Ever the showman, Buffalo Bill returned to the stage in October, his show highlighted by a melodramatic reenactment of his duel with Yellow Hair. He displayed the fallen warrior's scalp, feather war bonnet, knife, saddle and other personal effects. [2] He later often celebrated the killing during his Wild West shows in a reenactment he entitled "The Red Right Hand, or, Buffalo Bill's First Scalp for Custer". [3]


Crowheart Butte

In March, 1866, a battle was fought in this vicinity between Shoshone and Bannock Indians on one side and Crow Indians on the other.
The contest was waged for the supremacy of hunting grounds in the Wind River basin. Crowheart Butte was so named because the victorious Washakie, Chief of the Shoshones, displayed a Crow Indian's heart on his lance at the war dance after the battle. The major portion of the battle was fought near Black Mountain several miles to the north.
Washakie, in his youth and middle age, was a very mighty warrior. He was a wise chief and friendly to the white people. No white man's scalp hung in this chief's teepee.

Erected by Wyoming State Parks and Historic Sites.

Topics.
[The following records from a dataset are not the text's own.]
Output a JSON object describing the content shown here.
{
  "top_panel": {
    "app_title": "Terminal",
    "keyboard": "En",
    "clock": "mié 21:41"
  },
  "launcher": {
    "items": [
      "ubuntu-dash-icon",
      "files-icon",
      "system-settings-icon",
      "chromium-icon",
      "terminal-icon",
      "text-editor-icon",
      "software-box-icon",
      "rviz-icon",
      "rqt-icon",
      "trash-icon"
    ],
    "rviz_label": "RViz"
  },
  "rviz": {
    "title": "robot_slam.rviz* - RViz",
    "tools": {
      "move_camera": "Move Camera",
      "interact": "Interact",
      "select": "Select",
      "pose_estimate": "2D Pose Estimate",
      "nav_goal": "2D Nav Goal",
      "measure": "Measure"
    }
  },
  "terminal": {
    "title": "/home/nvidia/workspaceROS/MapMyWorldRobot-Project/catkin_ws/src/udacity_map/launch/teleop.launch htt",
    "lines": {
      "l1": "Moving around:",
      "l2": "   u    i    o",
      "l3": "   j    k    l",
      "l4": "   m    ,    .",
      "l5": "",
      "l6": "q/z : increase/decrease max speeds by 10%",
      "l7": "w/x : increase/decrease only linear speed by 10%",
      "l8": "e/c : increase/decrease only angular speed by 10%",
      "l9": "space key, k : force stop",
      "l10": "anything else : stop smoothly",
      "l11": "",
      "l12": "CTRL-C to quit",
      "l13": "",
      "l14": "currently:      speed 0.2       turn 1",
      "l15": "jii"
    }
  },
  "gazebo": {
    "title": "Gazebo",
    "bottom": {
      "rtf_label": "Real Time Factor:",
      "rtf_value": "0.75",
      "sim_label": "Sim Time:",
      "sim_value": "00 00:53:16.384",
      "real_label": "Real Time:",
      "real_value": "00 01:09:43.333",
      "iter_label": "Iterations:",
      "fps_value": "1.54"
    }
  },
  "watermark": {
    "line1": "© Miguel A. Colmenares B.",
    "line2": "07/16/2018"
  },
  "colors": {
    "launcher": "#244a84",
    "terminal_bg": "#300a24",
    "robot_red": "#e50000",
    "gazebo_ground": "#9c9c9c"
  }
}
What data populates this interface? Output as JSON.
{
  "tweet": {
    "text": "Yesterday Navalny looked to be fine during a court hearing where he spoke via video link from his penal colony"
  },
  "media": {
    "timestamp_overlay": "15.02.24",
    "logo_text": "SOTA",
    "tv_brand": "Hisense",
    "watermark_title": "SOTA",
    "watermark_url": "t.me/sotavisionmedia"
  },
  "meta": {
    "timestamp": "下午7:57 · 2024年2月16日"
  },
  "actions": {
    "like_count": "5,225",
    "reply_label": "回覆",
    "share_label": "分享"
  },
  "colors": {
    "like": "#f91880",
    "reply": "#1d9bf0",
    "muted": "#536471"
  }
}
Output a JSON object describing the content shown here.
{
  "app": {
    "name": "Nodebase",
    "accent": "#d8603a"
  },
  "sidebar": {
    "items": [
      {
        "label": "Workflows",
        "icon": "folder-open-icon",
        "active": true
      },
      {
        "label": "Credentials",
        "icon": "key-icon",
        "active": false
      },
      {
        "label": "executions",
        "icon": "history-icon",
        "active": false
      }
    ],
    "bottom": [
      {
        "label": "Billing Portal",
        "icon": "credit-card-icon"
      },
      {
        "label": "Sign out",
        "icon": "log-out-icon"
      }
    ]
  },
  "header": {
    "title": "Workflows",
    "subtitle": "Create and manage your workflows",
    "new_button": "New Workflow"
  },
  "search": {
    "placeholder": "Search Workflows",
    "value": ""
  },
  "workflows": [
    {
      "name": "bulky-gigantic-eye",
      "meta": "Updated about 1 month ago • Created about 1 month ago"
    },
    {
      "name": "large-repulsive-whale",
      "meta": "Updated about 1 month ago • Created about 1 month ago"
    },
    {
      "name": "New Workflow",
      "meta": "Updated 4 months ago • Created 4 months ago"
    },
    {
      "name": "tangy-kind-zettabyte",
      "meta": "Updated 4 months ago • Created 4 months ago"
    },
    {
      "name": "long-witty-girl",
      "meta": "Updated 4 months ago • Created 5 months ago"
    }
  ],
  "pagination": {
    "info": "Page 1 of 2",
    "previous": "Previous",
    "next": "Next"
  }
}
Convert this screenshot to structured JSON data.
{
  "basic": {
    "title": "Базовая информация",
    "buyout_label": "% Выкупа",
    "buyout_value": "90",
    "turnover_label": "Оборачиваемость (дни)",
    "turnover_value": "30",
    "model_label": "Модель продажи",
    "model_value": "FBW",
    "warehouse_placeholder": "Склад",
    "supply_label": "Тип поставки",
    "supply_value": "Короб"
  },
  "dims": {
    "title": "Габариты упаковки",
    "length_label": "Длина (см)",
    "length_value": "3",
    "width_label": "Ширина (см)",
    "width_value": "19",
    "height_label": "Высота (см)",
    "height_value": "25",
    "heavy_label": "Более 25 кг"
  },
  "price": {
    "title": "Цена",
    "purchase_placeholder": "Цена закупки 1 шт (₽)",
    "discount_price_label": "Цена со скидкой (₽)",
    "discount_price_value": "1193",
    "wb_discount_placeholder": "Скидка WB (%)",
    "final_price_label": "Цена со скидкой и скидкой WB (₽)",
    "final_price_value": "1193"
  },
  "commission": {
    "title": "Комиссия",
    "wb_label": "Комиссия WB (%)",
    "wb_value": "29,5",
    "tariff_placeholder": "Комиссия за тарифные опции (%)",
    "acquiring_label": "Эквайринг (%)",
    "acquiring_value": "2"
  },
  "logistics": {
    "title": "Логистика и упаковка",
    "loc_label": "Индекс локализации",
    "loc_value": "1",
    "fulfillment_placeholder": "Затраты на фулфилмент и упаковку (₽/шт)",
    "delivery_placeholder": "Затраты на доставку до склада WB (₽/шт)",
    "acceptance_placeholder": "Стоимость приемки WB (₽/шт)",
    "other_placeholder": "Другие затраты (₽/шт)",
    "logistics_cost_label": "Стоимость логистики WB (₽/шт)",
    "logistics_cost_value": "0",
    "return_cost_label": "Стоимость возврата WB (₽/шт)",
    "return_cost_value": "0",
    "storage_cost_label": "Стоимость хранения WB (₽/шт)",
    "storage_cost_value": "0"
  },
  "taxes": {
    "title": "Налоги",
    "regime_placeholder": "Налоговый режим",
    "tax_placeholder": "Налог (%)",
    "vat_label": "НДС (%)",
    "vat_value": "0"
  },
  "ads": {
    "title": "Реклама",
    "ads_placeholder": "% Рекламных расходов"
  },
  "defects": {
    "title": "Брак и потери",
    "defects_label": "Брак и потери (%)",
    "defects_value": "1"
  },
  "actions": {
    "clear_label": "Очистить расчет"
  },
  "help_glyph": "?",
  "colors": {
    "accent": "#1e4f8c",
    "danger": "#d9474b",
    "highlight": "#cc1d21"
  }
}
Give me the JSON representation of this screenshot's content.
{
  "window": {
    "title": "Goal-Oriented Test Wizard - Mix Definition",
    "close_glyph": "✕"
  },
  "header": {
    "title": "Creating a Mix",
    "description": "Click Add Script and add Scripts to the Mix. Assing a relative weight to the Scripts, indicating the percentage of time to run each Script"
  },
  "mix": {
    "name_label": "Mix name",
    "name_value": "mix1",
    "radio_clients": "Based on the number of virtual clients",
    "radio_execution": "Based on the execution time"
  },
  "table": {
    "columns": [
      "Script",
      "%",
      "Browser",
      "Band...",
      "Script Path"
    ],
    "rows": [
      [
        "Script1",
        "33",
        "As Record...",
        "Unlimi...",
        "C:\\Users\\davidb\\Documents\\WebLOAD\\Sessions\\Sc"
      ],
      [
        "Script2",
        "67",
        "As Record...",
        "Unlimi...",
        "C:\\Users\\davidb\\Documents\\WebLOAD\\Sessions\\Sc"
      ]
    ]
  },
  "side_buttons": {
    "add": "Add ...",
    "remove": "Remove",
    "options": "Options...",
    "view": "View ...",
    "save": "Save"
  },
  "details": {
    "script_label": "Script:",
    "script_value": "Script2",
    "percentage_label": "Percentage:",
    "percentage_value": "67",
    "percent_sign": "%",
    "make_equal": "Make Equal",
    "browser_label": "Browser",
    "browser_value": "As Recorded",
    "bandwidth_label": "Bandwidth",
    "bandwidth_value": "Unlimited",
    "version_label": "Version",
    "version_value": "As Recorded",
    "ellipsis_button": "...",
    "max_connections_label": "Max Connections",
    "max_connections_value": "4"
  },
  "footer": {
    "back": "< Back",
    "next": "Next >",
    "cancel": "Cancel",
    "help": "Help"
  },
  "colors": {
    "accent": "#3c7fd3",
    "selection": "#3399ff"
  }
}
This historical marker is listed in this topic list: Native Americans.

Location. 43° 16.404′ N, 109° 6.96′ W. Marker is near Crowheart, Wyoming, in Fremont County. Marker is on U.S. 287 near Sand Draw Road, on the left. Touch for map. Marker is in this post office area: Crowheart WY 82512, United States of America. Touch for directions.

Other nearby markers. At least 2 other markers are within 7 miles of this marker, measured as the crow flies. The Riverton Project (approx. 6.2 miles away) Wyoming Winds (approx. 6.2 miles away).


Watch the video: Geologic History of Wyoming (August 2022).